WORK REQUIRED: An exact copy of the data below is needed; please leave out any pictures.

(Beginning of PROVIDED MATERIAL)

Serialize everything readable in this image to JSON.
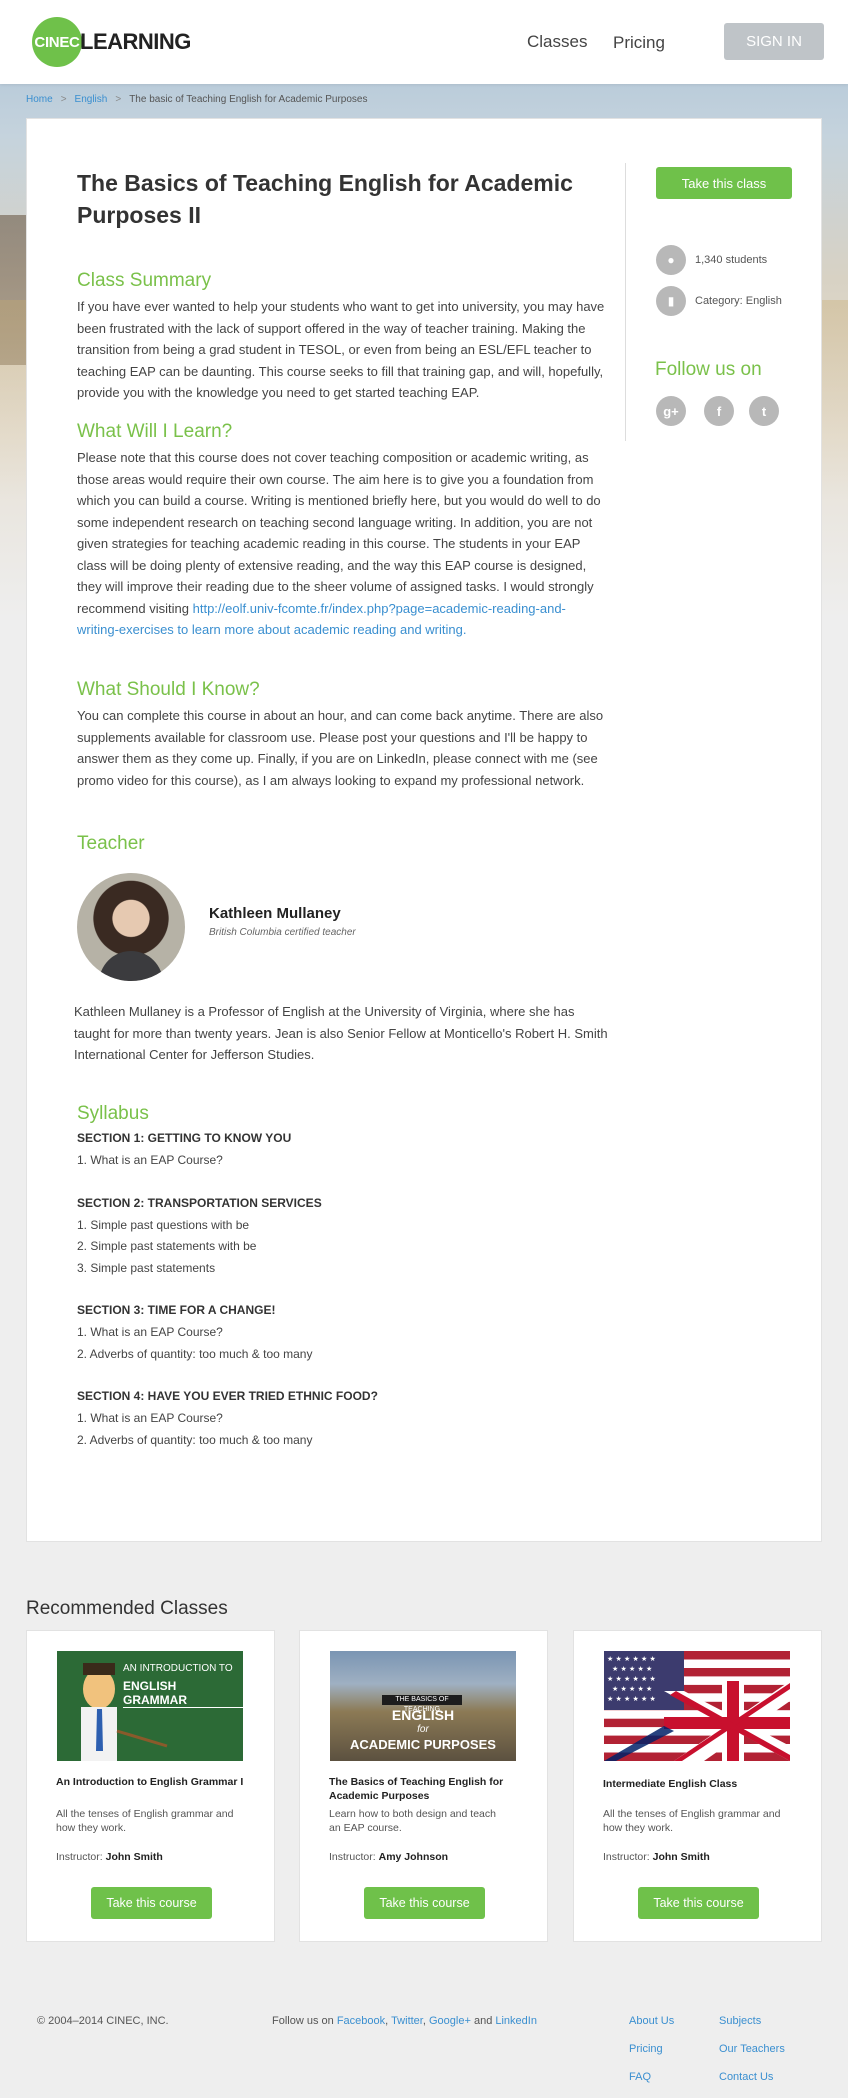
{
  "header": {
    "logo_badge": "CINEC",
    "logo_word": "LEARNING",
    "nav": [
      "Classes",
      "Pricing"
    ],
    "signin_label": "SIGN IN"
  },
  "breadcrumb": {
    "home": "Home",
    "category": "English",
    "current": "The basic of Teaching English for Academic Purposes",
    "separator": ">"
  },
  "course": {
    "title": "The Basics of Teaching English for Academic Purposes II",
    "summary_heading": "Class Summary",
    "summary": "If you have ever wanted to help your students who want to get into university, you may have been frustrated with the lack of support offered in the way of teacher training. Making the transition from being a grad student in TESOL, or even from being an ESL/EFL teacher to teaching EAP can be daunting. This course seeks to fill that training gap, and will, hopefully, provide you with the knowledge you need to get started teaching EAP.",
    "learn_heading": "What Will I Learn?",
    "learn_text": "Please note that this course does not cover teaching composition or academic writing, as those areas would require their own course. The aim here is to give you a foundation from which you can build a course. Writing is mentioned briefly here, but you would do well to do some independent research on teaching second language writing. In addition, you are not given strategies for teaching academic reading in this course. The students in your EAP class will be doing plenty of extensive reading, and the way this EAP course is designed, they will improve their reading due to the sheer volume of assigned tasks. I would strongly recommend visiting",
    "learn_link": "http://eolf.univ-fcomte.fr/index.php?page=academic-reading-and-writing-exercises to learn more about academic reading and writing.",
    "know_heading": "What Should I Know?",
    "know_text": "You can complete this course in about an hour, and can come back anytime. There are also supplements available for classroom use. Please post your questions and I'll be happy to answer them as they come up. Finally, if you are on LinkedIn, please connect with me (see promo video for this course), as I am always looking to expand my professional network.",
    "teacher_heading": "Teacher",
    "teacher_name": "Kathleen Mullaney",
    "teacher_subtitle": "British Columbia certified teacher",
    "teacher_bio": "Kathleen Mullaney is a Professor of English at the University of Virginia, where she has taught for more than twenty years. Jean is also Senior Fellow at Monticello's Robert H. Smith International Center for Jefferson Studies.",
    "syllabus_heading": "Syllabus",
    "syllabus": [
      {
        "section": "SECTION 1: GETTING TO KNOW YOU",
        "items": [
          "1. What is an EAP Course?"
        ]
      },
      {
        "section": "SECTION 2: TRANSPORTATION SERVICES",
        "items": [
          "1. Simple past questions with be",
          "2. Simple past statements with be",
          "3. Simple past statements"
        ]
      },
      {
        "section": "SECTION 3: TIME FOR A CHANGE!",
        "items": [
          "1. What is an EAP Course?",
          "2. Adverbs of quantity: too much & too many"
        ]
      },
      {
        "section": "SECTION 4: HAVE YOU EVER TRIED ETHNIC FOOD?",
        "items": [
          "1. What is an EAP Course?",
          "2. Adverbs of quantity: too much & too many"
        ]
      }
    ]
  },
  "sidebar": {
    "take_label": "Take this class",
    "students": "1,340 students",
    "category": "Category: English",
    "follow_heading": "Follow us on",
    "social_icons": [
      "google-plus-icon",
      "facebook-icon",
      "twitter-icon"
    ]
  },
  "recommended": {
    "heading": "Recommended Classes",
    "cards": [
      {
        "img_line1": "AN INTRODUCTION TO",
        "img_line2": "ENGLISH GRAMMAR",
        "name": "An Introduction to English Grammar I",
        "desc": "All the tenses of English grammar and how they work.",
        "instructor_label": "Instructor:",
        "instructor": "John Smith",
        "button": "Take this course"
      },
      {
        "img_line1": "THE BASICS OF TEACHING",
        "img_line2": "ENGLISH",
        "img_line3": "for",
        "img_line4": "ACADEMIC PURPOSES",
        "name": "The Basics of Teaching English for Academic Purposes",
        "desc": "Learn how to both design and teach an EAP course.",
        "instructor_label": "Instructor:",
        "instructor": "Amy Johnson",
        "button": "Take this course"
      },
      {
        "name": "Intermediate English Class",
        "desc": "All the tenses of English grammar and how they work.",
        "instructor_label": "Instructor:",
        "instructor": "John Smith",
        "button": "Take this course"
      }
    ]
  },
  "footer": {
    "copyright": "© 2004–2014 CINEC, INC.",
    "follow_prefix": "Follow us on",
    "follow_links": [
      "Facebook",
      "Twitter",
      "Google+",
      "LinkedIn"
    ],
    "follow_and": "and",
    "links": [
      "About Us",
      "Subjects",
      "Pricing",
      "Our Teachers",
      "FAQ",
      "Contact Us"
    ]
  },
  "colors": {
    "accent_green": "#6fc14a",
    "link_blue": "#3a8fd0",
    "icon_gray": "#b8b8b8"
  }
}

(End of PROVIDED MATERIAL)

WRITTEN ANSWER:
Serialize everything readable in this image to JSON.
{
  "header": {
    "logo_badge": "CINEC",
    "logo_word": "LEARNING",
    "nav": [
      "Classes",
      "Pricing"
    ],
    "signin_label": "SIGN IN"
  },
  "breadcrumb": {
    "home": "Home",
    "category": "English",
    "current": "The basic of Teaching English for Academic Purposes",
    "separator": ">"
  },
  "course": {
    "title": "The Basics of Teaching English for Academic Purposes II",
    "summary_heading": "Class Summary",
    "summary": "If you have ever wanted to help your students who want to get into university, you may have been frustrated with the lack of support offered in the way of teacher training. Making the transition from being a grad student in TESOL, or even from being an ESL/EFL teacher to teaching EAP can be daunting. This course seeks to fill that training gap, and will, hopefully, provide you with the knowledge you need to get started teaching EAP.",
    "learn_heading": "What Will I Learn?",
    "learn_text": "Please note that this course does not cover teaching composition or academic writing, as those areas would require their own course. The aim here is to give you a foundation from which you can build a course. Writing is mentioned briefly here, but you would do well to do some independent research on teaching second language writing. In addition, you are not given strategies for teaching academic reading in this course. The students in your EAP class will be doing plenty of extensive reading, and the way this EAP course is designed, they will improve their reading due to the sheer volume of assigned tasks. I would strongly recommend visiting",
    "learn_link": "http://eolf.univ-fcomte.fr/index.php?page=academic-reading-and-writing-exercises to learn more about academic reading and writing.",
    "know_heading": "What Should I Know?",
    "know_text": "You can complete this course in about an hour, and can come back anytime. There are also supplements available for classroom use. Please post your questions and I'll be happy to answer them as they come up. Finally, if you are on LinkedIn, please connect with me (see promo video for this course), as I am always looking to expand my professional network.",
    "teacher_heading": "Teacher",
    "teacher_name": "Kathleen Mullaney",
    "teacher_subtitle": "British Columbia certified teacher",
    "teacher_bio": "Kathleen Mullaney is a Professor of English at the University of Virginia, where she has taught for more than twenty years. Jean is also Senior Fellow at Monticello's Robert H. Smith International Center for Jefferson Studies.",
    "syllabus_heading": "Syllabus",
    "syllabus": [
      {
        "section": "SECTION 1: GETTING TO KNOW YOU",
        "items": [
          "1. What is an EAP Course?"
        ]
      },
      {
        "section": "SECTION 2: TRANSPORTATION SERVICES",
        "items": [
          "1. Simple past questions with be",
          "2. Simple past statements with be",
          "3. Simple past statements"
        ]
      },
      {
        "section": "SECTION 3: TIME FOR A CHANGE!",
        "items": [
          "1. What is an EAP Course?",
          "2. Adverbs of quantity: too much & too many"
        ]
      },
      {
        "section": "SECTION 4: HAVE YOU EVER TRIED ETHNIC FOOD?",
        "items": [
          "1. What is an EAP Course?",
          "2. Adverbs of quantity: too much & too many"
        ]
      }
    ]
  },
  "sidebar": {
    "take_label": "Take this class",
    "students": "1,340 students",
    "category": "Category: English",
    "follow_heading": "Follow us on",
    "social_icons": [
      "google-plus-icon",
      "facebook-icon",
      "twitter-icon"
    ]
  },
  "recommended": {
    "heading": "Recommended Classes",
    "cards": [
      {
        "img_line1": "AN INTRODUCTION TO",
        "img_line2": "ENGLISH GRAMMAR",
        "name": "An Introduction to English Grammar I",
        "desc": "All the tenses of English grammar and how they work.",
        "instructor_label": "Instructor:",
        "instructor": "John Smith",
        "button": "Take this course"
      },
      {
        "img_line1": "THE BASICS OF TEACHING",
        "img_line2": "ENGLISH",
        "img_line3": "for",
        "img_line4": "ACADEMIC PURPOSES",
        "name": "The Basics of Teaching English for Academic Purposes",
        "desc": "Learn how to both design and teach an EAP course.",
        "instructor_label": "Instructor:",
        "instructor": "Amy Johnson",
        "button": "Take this course"
      },
      {
        "name": "Intermediate English Class",
        "desc": "All the tenses of English grammar and how they work.",
        "instructor_label": "Instructor:",
        "instructor": "John Smith",
        "button": "Take this course"
      }
    ]
  },
  "footer": {
    "copyright": "© 2004–2014 CINEC, INC.",
    "follow_prefix": "Follow us on",
    "follow_links": [
      "Facebook",
      "Twitter",
      "Google+",
      "LinkedIn"
    ],
    "follow_and": "and",
    "links": [
      "About Us",
      "Subjects",
      "Pricing",
      "Our Teachers",
      "FAQ",
      "Contact Us"
    ]
  },
  "colors": {
    "accent_green": "#6fc14a",
    "link_blue": "#3a8fd0",
    "icon_gray": "#b8b8b8"
  }
}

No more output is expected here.